## GIVEN ENTRIES

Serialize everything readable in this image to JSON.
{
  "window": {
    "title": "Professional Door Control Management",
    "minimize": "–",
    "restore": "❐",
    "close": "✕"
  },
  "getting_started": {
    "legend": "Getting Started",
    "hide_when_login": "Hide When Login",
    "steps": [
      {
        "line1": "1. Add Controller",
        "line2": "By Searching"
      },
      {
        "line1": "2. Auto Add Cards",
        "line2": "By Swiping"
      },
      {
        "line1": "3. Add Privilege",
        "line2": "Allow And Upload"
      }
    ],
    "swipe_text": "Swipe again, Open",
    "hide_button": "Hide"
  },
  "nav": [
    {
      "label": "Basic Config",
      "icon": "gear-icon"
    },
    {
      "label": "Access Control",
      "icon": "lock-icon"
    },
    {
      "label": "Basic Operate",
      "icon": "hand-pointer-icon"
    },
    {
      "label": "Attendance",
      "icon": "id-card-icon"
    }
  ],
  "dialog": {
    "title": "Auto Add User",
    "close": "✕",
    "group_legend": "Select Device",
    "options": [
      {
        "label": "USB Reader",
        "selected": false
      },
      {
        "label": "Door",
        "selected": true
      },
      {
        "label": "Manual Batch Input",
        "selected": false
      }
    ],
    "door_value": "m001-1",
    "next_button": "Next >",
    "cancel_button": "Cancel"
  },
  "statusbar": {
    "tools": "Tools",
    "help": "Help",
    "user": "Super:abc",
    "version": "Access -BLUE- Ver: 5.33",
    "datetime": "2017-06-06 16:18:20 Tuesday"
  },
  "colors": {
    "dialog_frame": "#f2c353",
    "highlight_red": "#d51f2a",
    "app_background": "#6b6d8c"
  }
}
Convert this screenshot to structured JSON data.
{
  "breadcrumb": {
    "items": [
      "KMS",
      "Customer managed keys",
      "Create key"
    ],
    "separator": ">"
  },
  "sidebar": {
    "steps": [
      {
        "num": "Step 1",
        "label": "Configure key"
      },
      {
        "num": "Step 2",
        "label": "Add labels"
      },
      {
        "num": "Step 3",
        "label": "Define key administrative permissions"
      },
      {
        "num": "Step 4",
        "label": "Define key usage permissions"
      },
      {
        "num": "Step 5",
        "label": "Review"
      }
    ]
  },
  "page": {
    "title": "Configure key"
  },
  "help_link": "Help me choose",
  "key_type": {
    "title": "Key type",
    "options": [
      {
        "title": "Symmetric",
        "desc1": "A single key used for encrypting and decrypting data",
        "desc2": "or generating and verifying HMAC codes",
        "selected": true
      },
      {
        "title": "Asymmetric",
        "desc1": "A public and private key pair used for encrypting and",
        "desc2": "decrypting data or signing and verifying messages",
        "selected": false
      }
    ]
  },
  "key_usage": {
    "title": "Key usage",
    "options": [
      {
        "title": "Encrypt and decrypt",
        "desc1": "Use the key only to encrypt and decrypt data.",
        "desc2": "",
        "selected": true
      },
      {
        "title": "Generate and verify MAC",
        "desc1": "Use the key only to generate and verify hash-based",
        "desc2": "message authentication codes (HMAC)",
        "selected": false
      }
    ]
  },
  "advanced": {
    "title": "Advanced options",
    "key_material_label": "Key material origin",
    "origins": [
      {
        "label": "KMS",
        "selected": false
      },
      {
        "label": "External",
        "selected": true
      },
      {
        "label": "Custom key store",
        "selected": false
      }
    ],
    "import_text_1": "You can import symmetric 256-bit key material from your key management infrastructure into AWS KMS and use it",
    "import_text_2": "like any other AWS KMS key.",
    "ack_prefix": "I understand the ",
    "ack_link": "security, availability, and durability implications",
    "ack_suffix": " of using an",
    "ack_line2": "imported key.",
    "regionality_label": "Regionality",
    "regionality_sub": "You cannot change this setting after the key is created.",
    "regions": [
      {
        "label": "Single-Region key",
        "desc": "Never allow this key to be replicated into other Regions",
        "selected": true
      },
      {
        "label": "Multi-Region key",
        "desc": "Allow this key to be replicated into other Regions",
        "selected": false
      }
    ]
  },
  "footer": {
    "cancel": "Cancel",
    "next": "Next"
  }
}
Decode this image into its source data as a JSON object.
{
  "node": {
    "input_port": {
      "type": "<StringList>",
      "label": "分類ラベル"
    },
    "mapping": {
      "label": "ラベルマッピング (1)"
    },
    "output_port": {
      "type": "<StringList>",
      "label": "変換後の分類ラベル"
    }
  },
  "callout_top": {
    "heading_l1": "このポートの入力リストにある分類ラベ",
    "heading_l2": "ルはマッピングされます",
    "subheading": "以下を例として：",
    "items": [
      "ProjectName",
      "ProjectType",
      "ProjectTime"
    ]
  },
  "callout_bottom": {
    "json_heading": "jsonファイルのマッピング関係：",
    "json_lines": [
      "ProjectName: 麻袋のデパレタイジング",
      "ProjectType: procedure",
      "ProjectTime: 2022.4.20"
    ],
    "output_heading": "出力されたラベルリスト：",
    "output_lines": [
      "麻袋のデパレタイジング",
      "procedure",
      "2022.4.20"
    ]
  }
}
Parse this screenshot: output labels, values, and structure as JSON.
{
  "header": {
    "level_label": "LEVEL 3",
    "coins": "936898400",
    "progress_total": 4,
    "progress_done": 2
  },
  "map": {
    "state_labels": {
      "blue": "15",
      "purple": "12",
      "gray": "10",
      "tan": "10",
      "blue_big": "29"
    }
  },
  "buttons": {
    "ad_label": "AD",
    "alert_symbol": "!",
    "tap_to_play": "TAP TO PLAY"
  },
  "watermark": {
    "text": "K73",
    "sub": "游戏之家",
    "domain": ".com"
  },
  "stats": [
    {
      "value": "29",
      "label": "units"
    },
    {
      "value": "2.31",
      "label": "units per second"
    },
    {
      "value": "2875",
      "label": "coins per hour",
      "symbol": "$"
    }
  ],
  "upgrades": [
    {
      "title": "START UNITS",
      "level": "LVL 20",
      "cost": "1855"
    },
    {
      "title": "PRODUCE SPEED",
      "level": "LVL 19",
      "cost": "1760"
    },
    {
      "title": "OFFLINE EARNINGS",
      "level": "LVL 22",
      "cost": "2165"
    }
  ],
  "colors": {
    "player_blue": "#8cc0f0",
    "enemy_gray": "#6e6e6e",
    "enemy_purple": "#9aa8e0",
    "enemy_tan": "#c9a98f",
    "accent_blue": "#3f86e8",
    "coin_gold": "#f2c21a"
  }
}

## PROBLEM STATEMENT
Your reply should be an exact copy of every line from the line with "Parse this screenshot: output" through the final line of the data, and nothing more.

## ANSWER
Parse this screenshot: output labels, values, and structure as JSON.
{
  "header": {
    "level_label": "LEVEL 3",
    "coins": "936898400",
    "progress_total": 4,
    "progress_done": 2
  },
  "map": {
    "state_labels": {
      "blue": "15",
      "purple": "12",
      "gray": "10",
      "tan": "10",
      "blue_big": "29"
    }
  },
  "buttons": {
    "ad_label": "AD",
    "alert_symbol": "!",
    "tap_to_play": "TAP TO PLAY"
  },
  "watermark": {
    "text": "K73",
    "sub": "游戏之家",
    "domain": ".com"
  },
  "stats": [
    {
      "value": "29",
      "label": "units"
    },
    {
      "value": "2.31",
      "label": "units per second"
    },
    {
      "value": "2875",
      "label": "coins per hour",
      "symbol": "$"
    }
  ],
  "upgrades": [
    {
      "title": "START UNITS",
      "level": "LVL 20",
      "cost": "1855"
    },
    {
      "title": "PRODUCE SPEED",
      "level": "LVL 19",
      "cost": "1760"
    },
    {
      "title": "OFFLINE EARNINGS",
      "level": "LVL 22",
      "cost": "2165"
    }
  ],
  "colors": {
    "player_blue": "#8cc0f0",
    "enemy_gray": "#6e6e6e",
    "enemy_purple": "#9aa8e0",
    "enemy_tan": "#c9a98f",
    "accent_blue": "#3f86e8",
    "coin_gold": "#f2c21a"
  }
}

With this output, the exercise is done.